━━ Records for the task

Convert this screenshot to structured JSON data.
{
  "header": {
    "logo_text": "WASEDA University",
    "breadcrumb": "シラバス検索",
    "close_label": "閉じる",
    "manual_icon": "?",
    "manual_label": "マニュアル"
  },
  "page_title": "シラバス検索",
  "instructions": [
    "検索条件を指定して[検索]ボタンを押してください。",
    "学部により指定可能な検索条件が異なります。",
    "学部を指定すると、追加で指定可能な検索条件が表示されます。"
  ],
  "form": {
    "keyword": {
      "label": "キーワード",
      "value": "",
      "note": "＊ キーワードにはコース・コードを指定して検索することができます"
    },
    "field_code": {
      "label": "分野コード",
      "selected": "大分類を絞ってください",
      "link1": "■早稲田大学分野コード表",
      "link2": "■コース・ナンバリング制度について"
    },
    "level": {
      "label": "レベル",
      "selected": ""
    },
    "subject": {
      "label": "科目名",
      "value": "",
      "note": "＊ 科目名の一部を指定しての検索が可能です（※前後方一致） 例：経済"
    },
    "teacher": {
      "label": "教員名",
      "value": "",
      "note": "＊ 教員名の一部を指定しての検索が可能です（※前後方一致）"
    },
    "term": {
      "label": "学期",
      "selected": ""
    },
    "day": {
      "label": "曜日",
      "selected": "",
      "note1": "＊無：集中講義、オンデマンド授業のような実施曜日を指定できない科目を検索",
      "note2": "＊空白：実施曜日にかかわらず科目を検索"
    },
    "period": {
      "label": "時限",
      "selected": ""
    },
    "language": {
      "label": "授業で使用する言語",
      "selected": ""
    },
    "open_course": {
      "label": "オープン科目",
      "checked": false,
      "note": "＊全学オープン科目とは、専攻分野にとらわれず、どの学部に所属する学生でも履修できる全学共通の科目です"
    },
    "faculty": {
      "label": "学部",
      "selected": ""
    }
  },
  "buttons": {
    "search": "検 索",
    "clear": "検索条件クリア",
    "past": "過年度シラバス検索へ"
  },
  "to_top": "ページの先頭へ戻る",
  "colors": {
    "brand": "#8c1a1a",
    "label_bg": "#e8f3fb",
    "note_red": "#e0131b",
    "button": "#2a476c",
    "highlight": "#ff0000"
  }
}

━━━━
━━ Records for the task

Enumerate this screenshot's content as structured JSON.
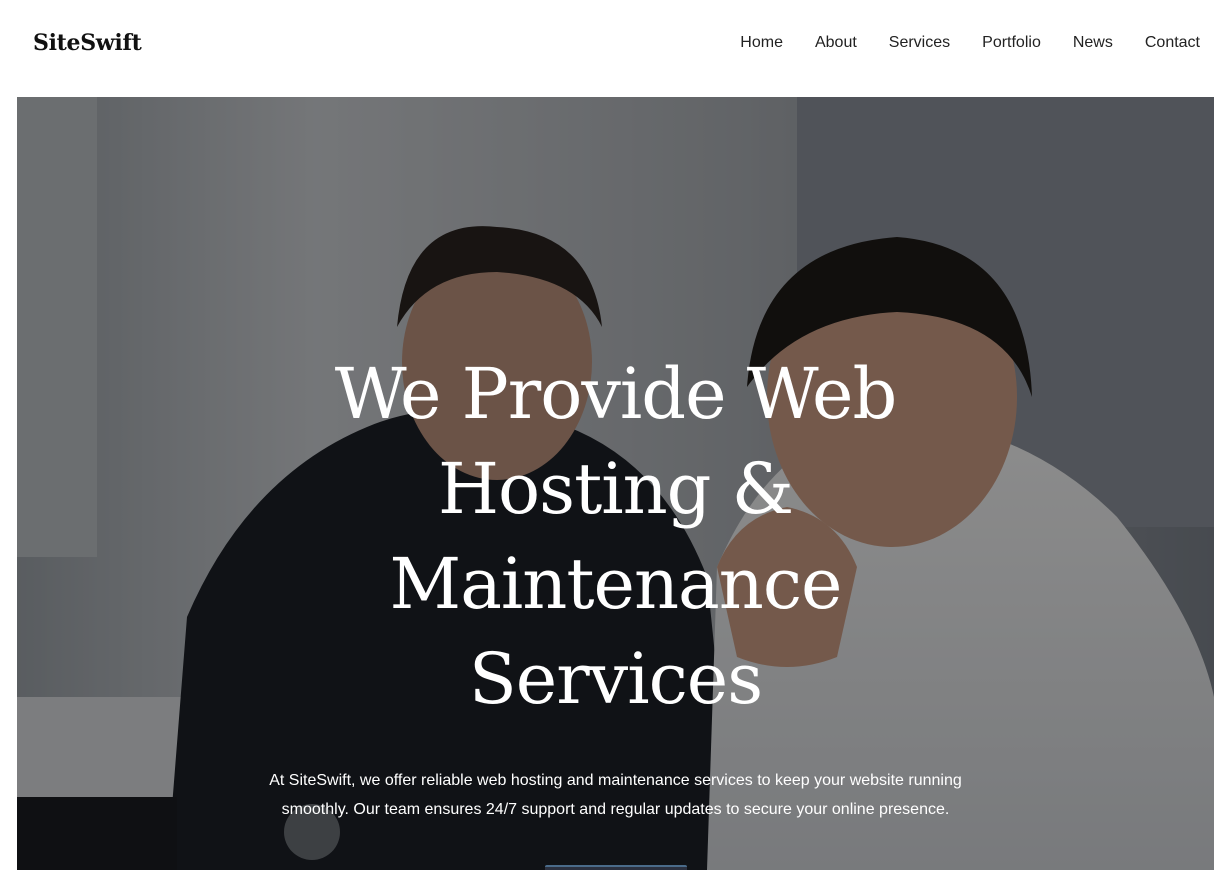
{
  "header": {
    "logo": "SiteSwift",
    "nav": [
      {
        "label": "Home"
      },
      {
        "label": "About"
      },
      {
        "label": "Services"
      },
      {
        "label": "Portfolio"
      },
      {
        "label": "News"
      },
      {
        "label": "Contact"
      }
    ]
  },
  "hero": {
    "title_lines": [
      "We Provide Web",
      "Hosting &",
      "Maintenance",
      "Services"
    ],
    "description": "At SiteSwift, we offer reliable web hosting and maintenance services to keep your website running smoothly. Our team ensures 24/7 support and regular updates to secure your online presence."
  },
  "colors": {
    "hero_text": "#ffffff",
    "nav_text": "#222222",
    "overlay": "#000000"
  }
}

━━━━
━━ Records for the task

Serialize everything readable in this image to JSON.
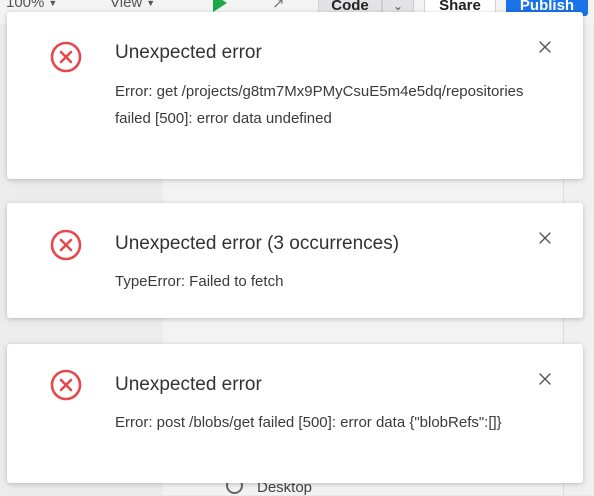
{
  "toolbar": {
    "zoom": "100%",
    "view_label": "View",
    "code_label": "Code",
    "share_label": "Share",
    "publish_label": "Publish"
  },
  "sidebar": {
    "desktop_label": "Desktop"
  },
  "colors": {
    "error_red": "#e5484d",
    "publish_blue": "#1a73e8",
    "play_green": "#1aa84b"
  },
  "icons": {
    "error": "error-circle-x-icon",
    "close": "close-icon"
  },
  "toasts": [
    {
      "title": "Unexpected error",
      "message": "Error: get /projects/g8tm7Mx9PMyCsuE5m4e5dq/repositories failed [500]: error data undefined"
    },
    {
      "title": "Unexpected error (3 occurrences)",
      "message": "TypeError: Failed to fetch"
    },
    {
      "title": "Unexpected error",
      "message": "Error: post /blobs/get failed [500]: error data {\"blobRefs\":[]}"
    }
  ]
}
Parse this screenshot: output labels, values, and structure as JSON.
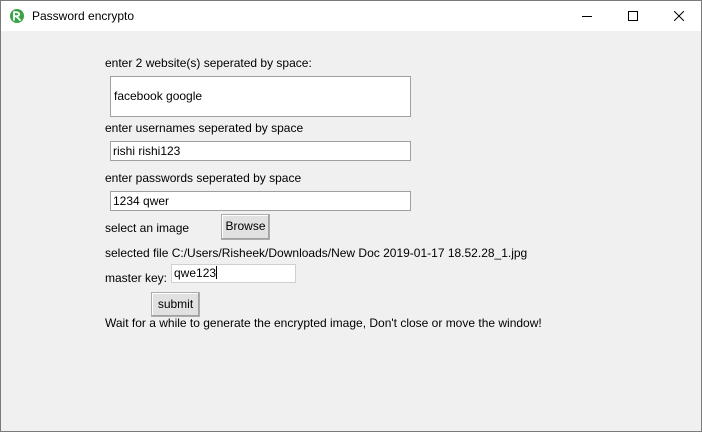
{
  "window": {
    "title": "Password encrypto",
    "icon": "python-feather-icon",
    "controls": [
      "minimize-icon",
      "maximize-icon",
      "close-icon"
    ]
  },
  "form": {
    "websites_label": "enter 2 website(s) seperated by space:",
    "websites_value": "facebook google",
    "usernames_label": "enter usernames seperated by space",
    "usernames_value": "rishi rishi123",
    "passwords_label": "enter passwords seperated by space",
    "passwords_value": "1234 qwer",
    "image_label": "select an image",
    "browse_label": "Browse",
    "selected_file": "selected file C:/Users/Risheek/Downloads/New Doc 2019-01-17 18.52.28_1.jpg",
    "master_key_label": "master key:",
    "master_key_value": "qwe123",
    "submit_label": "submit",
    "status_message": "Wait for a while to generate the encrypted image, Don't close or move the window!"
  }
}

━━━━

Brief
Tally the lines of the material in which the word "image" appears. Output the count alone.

Output below
3